Which has to be more important than standing firm on those statements. The time will come that a court outcome will decide what happens in this case–and that’s another matter. We are supposed to be first and foremost about making disciples of all nations, not driving certain nations away to score political points. Yet that is what we have accomplished, whatever our intention has been.
We need to correct our statements with clear expression not that we are sorry someone was bothered but with clear expression that we should not have said it. We need to realize that what we have said was taken as racially divisive by reasonable people who were not looking to find fault, but it was there anyway. (I recognize that some people would find racism in anything–those fault-finders might be overlooked. However, many of the voices I have seen and heard are not that type of person.) We need to speak clearly, without reservation or double-speak, that we do not agree with judging anyone based on race.
Otherwise, our credibility with God’s Word is at risk. Certainly our credibility on ethics and politics is threatened: despite our protests to the contrary, our objections to certain policies will be pigeon-holed as coming from a group of racists. While the latter is of secondary importance, it is still important. The former, though, is the real reason we exist, is it not?
We need to speak again. Clearly and less divisively.
Some of you, though, will say that “we” didn’t speak, but given our organizational system, “we” did. The head of the Southern Baptist entity that speaks for the Southern Baptist Convention spoke for you. He spoke on your behalf, and his words are speaking for you. That’s the way this works: we elect trustees who select an individual to speak for the whole of the Convention. So, when Richard Land speaks as the ERLC President, he speaks for us.
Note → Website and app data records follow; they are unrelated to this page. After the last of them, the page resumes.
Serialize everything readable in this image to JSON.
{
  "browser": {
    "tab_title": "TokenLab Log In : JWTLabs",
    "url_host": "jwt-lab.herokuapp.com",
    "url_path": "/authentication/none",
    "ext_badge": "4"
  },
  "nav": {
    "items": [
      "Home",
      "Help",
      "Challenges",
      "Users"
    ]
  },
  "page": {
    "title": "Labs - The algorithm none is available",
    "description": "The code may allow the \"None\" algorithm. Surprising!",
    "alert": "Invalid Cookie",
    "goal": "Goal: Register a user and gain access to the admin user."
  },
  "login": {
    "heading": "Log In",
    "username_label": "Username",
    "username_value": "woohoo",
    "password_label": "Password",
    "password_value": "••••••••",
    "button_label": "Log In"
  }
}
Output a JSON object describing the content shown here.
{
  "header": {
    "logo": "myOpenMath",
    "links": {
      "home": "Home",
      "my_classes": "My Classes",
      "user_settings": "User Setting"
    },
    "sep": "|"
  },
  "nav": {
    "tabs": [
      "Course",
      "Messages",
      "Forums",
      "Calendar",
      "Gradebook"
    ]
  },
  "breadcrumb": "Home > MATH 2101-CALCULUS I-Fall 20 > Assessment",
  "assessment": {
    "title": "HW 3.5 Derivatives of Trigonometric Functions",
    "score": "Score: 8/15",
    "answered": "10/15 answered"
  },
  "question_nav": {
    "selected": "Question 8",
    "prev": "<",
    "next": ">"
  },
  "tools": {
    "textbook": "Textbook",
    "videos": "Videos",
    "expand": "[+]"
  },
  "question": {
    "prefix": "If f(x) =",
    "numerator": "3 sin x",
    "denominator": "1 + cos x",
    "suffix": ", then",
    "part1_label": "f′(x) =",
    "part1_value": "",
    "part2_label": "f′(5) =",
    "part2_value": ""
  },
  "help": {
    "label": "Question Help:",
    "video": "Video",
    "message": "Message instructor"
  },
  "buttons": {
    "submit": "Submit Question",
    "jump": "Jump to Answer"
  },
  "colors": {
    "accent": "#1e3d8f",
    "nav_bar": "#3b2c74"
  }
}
We want people to listen to us, but right now what we said has not furthered the cause of Christ. Instead, it has added one more salvo in the long-simmering racial tensions in our country. Is that what we want?
It is not what most of us really want, I would not think. I think most of us want this shooting, as with any other loss of human life, investigated, examined, and considered properly in the light of the law. Life is precious: all life from conception to natural death is a gift from God. Any loss of life is to be avoided when possible, any taking of life needs careful accountability. If George Zimmerman was truly at the threat of his life, then he should be released. If Trayvon Martin was truly murdered, his killer should face justice. Yet we cannot solve that question or address its implications on radio shows and blogs: we have an open court system that will address it.
I do not know the right way forward for this. We are so predominantly white in the Southern Baptist Convention that it is far too easy to get exhausted over these issues. We may feel like we should have done enough to put the racist label away, but times like this it is apparent that we have not. What we do each time this wound gets reopened will determine whether the end result is a scar or healing. I’d like to see healing some day.